## Work order
All of the data that appears below is to be given again precisely as written.

## Records shown
========

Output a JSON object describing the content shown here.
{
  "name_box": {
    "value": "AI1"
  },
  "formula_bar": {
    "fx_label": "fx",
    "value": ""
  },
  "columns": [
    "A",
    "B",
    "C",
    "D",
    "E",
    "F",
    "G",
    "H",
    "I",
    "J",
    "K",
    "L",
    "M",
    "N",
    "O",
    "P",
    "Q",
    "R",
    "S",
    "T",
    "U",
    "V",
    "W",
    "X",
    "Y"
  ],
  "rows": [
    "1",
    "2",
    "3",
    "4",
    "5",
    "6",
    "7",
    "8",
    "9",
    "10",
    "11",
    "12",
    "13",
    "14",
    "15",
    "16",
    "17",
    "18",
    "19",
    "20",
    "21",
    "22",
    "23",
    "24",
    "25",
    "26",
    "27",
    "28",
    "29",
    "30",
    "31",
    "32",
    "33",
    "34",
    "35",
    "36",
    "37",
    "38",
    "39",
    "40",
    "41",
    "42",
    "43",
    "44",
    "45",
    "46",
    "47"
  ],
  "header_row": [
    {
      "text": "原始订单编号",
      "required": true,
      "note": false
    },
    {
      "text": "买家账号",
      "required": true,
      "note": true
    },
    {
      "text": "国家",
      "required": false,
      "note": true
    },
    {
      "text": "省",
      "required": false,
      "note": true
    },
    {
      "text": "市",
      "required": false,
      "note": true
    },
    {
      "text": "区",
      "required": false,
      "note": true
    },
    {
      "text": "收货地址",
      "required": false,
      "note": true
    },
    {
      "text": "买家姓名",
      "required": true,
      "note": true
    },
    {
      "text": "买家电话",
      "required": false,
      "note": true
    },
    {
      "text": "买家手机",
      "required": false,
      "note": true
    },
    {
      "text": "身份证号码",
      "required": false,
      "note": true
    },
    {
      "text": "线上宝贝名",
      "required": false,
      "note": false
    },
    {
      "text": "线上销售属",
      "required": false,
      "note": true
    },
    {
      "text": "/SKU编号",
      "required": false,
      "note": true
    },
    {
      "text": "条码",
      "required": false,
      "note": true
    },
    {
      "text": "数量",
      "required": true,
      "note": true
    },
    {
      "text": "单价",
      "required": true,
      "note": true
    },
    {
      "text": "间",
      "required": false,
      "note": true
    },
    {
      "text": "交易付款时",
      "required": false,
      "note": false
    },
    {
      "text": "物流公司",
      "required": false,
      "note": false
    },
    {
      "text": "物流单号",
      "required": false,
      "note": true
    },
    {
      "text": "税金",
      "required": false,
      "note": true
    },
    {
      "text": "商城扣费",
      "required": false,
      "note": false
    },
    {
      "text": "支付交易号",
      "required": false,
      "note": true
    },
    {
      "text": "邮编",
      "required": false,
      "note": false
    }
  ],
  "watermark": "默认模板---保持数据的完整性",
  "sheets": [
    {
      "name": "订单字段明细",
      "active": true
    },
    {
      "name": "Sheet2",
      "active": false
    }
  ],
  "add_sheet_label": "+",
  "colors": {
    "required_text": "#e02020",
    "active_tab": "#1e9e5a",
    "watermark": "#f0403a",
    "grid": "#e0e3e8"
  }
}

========

## Answer to this problem
Output a JSON object describing the content shown here.
{
  "name_box": {
    "value": "AI1"
  },
  "formula_bar": {
    "fx_label": "fx",
    "value": ""
  },
  "columns": [
    "A",
    "B",
    "C",
    "D",
    "E",
    "F",
    "G",
    "H",
    "I",
    "J",
    "K",
    "L",
    "M",
    "N",
    "O",
    "P",
    "Q",
    "R",
    "S",
    "T",
    "U",
    "V",
    "W",
    "X",
    "Y"
  ],
  "rows": [
    "1",
    "2",
    "3",
    "4",
    "5",
    "6",
    "7",
    "8",
    "9",
    "10",
    "11",
    "12",
    "13",
    "14",
    "15",
    "16",
    "17",
    "18",
    "19",
    "20",
    "21",
    "22",
    "23",
    "24",
    "25",
    "26",
    "27",
    "28",
    "29",
    "30",
    "31",
    "32",
    "33",
    "34",
    "35",
    "36",
    "37",
    "38",
    "39",
    "40",
    "41",
    "42",
    "43",
    "44",
    "45",
    "46",
    "47"
  ],
  "header_row": [
    {
      "text": "原始订单编号",
      "required": true,
      "note": false
    },
    {
      "text": "买家账号",
      "required": true,
      "note": true
    },
    {
      "text": "国家",
      "required": false,
      "note": true
    },
    {
      "text": "省",
      "required": false,
      "note": true
    },
    {
      "text": "市",
      "required": false,
      "note": true
    },
    {
      "text": "区",
      "required": false,
      "note": true
    },
    {
      "text": "收货地址",
      "required": false,
      "note": true
    },
    {
      "text": "买家姓名",
      "required": true,
      "note": true
    },
    {
      "text": "买家电话",
      "required": false,
      "note": true
    },
    {
      "text": "买家手机",
      "required": false,
      "note": true
    },
    {
      "text": "身份证号码",
      "required": false,
      "note": true
    },
    {
      "text": "线上宝贝名",
      "required": false,
      "note": false
    },
    {
      "text": "线上销售属",
      "required": false,
      "note": true
    },
    {
      "text": "/SKU编号",
      "required": false,
      "note": true
    },
    {
      "text": "条码",
      "required": false,
      "note": true
    },
    {
      "text": "数量",
      "required": true,
      "note": true
    },
    {
      "text": "单价",
      "required": true,
      "note": true
    },
    {
      "text": "间",
      "required": false,
      "note": true
    },
    {
      "text": "交易付款时",
      "required": false,
      "note": false
    },
    {
      "text": "物流公司",
      "required": false,
      "note": false
    },
    {
      "text": "物流单号",
      "required": false,
      "note": true
    },
    {
      "text": "税金",
      "required": false,
      "note": true
    },
    {
      "text": "商城扣费",
      "required": false,
      "note": false
    },
    {
      "text": "支付交易号",
      "required": false,
      "note": true
    },
    {
      "text": "邮编",
      "required": false,
      "note": false
    }
  ],
  "watermark": "默认模板---保持数据的完整性",
  "sheets": [
    {
      "name": "订单字段明细",
      "active": true
    },
    {
      "name": "Sheet2",
      "active": false
    }
  ],
  "add_sheet_label": "+",
  "colors": {
    "required_text": "#e02020",
    "active_tab": "#1e9e5a",
    "watermark": "#f0403a",
    "grid": "#e0e3e8"
  }
}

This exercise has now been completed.